WHAT THE EXERCISE ASKS:
Wherever "JSON" occurs in the entries, copy the line that holds it.

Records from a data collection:

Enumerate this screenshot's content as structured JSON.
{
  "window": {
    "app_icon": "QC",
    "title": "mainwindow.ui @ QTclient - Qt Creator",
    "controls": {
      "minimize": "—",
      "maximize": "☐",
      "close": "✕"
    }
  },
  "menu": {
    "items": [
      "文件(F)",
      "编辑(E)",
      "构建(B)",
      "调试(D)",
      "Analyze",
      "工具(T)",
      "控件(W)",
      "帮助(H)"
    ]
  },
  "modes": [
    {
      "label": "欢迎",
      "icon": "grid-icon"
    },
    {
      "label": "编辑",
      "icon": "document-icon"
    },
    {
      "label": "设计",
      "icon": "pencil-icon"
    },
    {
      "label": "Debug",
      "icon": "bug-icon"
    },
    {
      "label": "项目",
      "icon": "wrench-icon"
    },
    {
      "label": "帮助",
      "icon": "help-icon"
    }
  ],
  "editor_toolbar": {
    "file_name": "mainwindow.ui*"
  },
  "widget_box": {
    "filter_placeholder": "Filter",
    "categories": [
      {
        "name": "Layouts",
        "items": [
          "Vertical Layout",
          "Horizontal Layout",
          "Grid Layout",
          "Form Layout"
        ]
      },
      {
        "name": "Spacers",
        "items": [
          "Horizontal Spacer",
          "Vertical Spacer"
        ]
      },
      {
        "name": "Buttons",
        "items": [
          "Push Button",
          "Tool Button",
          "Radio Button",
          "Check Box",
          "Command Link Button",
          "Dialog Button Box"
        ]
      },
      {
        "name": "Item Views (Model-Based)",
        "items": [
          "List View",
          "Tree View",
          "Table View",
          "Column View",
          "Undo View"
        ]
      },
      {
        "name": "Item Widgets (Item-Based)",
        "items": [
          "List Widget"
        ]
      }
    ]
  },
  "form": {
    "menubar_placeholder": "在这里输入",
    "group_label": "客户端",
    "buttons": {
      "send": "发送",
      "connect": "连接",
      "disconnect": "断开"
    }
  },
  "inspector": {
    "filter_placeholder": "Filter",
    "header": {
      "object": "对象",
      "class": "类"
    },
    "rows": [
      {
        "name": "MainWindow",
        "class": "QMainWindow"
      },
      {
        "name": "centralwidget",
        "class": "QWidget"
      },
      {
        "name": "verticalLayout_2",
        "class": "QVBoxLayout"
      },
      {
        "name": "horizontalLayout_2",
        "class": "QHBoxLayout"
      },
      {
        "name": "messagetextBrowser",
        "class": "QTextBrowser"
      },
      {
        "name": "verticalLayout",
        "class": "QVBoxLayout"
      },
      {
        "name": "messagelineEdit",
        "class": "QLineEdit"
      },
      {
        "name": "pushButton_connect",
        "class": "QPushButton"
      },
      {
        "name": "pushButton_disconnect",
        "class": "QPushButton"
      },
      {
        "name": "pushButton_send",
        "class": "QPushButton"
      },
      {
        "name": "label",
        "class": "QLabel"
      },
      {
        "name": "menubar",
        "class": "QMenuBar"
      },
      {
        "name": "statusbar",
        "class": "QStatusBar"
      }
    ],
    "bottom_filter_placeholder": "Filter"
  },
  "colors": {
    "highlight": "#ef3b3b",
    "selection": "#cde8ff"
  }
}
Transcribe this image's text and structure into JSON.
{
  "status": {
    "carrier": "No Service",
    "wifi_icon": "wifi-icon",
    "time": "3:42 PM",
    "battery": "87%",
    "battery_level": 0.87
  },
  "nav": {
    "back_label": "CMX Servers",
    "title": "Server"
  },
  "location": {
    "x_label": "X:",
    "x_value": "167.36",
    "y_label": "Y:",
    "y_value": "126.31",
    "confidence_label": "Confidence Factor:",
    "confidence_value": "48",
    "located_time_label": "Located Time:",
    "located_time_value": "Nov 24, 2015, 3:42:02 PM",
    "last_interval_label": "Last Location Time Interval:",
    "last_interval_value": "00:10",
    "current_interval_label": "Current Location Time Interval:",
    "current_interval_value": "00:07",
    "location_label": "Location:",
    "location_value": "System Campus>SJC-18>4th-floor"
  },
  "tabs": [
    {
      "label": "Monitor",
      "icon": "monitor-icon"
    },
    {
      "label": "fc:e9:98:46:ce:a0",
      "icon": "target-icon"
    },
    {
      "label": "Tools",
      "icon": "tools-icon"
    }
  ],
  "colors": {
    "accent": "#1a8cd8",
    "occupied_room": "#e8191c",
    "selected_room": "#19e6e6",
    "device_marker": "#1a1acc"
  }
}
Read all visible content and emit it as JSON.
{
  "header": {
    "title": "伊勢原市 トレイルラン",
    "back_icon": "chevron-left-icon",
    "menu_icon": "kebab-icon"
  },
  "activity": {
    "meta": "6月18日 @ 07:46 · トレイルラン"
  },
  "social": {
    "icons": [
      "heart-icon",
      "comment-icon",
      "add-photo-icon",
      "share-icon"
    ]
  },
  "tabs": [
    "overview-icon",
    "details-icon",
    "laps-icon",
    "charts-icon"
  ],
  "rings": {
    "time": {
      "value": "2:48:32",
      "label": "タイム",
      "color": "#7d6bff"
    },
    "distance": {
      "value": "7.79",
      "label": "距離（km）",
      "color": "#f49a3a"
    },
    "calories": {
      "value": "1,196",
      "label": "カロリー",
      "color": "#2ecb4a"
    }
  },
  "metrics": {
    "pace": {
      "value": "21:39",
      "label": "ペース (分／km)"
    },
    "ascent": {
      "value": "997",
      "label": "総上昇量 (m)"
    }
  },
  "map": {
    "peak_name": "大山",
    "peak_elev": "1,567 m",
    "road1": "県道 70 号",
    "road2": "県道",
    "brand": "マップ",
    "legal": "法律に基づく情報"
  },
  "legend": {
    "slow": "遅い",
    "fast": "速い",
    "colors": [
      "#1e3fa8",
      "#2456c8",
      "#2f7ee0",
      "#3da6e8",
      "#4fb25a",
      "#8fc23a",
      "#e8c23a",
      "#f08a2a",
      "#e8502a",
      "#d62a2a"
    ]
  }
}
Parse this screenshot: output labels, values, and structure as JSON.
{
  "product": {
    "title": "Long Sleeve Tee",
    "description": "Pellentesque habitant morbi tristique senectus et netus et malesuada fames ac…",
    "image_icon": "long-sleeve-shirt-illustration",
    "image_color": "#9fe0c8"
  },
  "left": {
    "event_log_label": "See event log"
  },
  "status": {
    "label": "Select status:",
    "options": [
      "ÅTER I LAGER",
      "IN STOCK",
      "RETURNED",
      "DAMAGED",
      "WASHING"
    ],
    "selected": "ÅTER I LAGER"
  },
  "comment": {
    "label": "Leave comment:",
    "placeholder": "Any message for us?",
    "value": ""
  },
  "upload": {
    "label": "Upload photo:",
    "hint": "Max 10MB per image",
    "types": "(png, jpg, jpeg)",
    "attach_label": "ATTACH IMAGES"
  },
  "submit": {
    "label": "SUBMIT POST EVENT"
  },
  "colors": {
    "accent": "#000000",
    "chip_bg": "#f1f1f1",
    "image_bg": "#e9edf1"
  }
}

WRITTEN RESPONSE:
Enumerate this screenshot's content as structured JSON.
Transcribe this image's text and structure into JSON.
Read all visible content and emit it as JSON.
Parse this screenshot: output labels, values, and structure as JSON.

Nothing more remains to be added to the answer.